> [WHAT TO WORK ON]: Across all the entries below, how many lines contain the string "JSON"? The number by itself is the answer.

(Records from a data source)
——————

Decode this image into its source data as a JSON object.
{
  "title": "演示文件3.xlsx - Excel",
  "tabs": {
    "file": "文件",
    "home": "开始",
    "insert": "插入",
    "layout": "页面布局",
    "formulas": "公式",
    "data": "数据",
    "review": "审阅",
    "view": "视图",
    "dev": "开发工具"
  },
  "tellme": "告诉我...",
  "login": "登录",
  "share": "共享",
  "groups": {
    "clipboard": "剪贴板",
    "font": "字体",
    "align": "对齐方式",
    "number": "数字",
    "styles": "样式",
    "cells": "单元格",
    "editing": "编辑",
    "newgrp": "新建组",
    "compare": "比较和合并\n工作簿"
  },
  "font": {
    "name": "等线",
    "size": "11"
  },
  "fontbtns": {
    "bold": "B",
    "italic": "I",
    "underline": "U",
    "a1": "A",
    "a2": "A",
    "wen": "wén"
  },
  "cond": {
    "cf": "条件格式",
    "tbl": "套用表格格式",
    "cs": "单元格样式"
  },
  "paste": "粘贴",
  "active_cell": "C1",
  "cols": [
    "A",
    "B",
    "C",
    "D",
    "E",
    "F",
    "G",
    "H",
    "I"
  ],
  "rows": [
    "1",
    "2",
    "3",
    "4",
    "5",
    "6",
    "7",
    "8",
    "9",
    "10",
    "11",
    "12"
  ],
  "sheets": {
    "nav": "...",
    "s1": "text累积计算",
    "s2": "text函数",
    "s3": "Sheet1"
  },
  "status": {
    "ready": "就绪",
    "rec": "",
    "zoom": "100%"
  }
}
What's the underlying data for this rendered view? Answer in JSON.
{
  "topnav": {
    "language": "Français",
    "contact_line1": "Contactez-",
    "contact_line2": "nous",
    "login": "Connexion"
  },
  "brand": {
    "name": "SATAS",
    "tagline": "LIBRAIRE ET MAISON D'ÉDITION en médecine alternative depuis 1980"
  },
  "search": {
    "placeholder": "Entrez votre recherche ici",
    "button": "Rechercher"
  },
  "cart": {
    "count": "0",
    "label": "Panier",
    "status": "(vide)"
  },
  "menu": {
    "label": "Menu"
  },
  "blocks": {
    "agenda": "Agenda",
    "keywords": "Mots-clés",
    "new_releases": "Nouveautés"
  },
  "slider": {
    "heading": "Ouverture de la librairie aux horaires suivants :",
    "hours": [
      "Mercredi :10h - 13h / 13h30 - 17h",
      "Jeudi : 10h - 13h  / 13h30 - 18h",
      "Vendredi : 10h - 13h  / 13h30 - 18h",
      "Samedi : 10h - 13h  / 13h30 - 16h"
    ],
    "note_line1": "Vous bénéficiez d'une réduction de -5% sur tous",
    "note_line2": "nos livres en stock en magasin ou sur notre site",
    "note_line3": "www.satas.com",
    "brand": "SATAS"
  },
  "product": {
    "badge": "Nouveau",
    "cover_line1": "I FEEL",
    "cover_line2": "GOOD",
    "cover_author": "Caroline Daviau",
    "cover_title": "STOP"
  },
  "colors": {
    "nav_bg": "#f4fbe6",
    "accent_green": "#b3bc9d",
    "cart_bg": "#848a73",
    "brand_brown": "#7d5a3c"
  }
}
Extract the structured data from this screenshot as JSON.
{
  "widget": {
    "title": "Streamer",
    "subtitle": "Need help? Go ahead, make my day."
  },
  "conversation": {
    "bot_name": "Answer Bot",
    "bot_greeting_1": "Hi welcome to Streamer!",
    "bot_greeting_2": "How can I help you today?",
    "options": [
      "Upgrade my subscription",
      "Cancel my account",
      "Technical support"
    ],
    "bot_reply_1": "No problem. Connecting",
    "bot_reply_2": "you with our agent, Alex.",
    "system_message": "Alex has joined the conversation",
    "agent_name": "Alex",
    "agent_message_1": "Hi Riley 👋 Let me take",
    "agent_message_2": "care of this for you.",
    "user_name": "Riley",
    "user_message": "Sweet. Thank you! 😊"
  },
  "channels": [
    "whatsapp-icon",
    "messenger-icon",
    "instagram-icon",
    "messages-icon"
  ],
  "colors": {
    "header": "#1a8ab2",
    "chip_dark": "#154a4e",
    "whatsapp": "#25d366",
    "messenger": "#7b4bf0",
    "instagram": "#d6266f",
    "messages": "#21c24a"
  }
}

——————

> [YOUR SOLUTION]: 3